WHAT IS NEEDED - Give only the number of lines in the records that include the string "Application".
(STUDY MATERIAL begins)
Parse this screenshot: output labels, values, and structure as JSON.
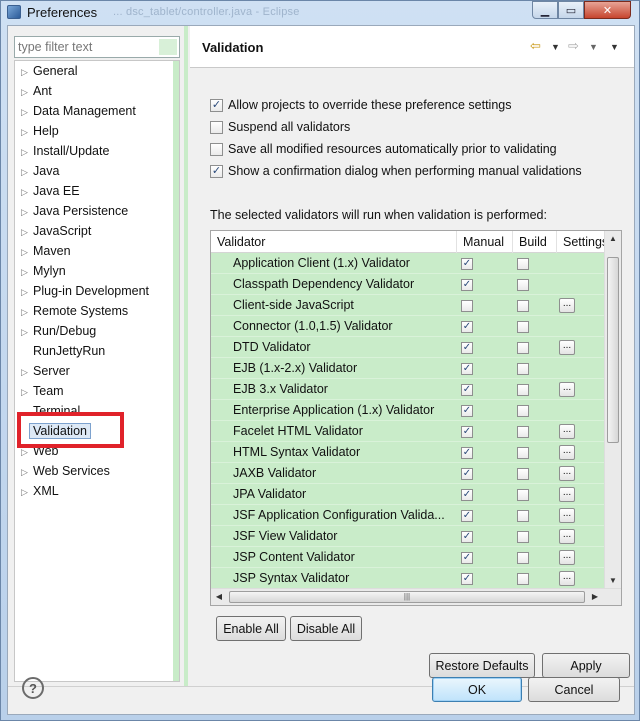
{
  "window": {
    "title": "Preferences",
    "ghost_title": "... dsc_tablet/controller.java - Eclipse"
  },
  "filter": {
    "placeholder": "type filter text"
  },
  "tree": {
    "items": [
      {
        "label": "General",
        "arrow": true
      },
      {
        "label": "Ant",
        "arrow": true
      },
      {
        "label": "Data Management",
        "arrow": true
      },
      {
        "label": "Help",
        "arrow": true
      },
      {
        "label": "Install/Update",
        "arrow": true
      },
      {
        "label": "Java",
        "arrow": true
      },
      {
        "label": "Java EE",
        "arrow": true
      },
      {
        "label": "Java Persistence",
        "arrow": true
      },
      {
        "label": "JavaScript",
        "arrow": true
      },
      {
        "label": "Maven",
        "arrow": true
      },
      {
        "label": "Mylyn",
        "arrow": true
      },
      {
        "label": "Plug-in Development",
        "arrow": true
      },
      {
        "label": "Remote Systems",
        "arrow": true
      },
      {
        "label": "Run/Debug",
        "arrow": true
      },
      {
        "label": "RunJettyRun",
        "arrow": false
      },
      {
        "label": "Server",
        "arrow": true
      },
      {
        "label": "Team",
        "arrow": true
      },
      {
        "label": "Terminal",
        "arrow": false
      },
      {
        "label": "Validation",
        "arrow": false,
        "selected": true
      },
      {
        "label": "Web",
        "arrow": true
      },
      {
        "label": "Web Services",
        "arrow": true
      },
      {
        "label": "XML",
        "arrow": true
      }
    ]
  },
  "page": {
    "title": "Validation",
    "options": [
      {
        "label": "Allow projects to override these preference settings",
        "checked": true
      },
      {
        "label": "Suspend all validators",
        "checked": false
      },
      {
        "label": "Save all modified resources automatically prior to validating",
        "checked": false
      },
      {
        "label": "Show a confirmation dialog when performing manual validations",
        "checked": true
      }
    ],
    "info": "The selected validators will run when validation is performed:"
  },
  "table": {
    "headers": [
      "Validator",
      "Manual",
      "Build",
      "Settings"
    ],
    "rows": [
      {
        "name": "Application Client (1.x) Validator",
        "manual": true,
        "build": false,
        "settings": false
      },
      {
        "name": "Classpath Dependency Validator",
        "manual": true,
        "build": false,
        "settings": false
      },
      {
        "name": "Client-side JavaScript",
        "manual": false,
        "build": false,
        "settings": true
      },
      {
        "name": "Connector (1.0,1.5) Validator",
        "manual": true,
        "build": false,
        "settings": false
      },
      {
        "name": "DTD Validator",
        "manual": true,
        "build": false,
        "settings": true
      },
      {
        "name": "EJB (1.x-2.x) Validator",
        "manual": true,
        "build": false,
        "settings": false
      },
      {
        "name": "EJB 3.x Validator",
        "manual": true,
        "build": false,
        "settings": true
      },
      {
        "name": "Enterprise Application (1.x) Validator",
        "manual": true,
        "build": false,
        "settings": false
      },
      {
        "name": "Facelet HTML Validator",
        "manual": true,
        "build": false,
        "settings": true
      },
      {
        "name": "HTML Syntax Validator",
        "manual": true,
        "build": false,
        "settings": true
      },
      {
        "name": "JAXB Validator",
        "manual": true,
        "build": false,
        "settings": true
      },
      {
        "name": "JPA Validator",
        "manual": true,
        "build": false,
        "settings": true
      },
      {
        "name": "JSF Application Configuration Valida...",
        "manual": true,
        "build": false,
        "settings": true
      },
      {
        "name": "JSF View Validator",
        "manual": true,
        "build": false,
        "settings": true
      },
      {
        "name": "JSP Content Validator",
        "manual": true,
        "build": false,
        "settings": true
      },
      {
        "name": "JSP Syntax Validator",
        "manual": true,
        "build": false,
        "settings": true
      }
    ]
  },
  "buttons": {
    "enable_all": "Enable All",
    "disable_all": "Disable All",
    "restore_defaults": "Restore Defaults",
    "apply": "Apply",
    "ok": "OK",
    "cancel": "Cancel"
  },
  "icons": {
    "settings_glyph": "..."
  }
}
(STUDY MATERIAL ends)
SOLUTION FOR THIS EXERCISE - 3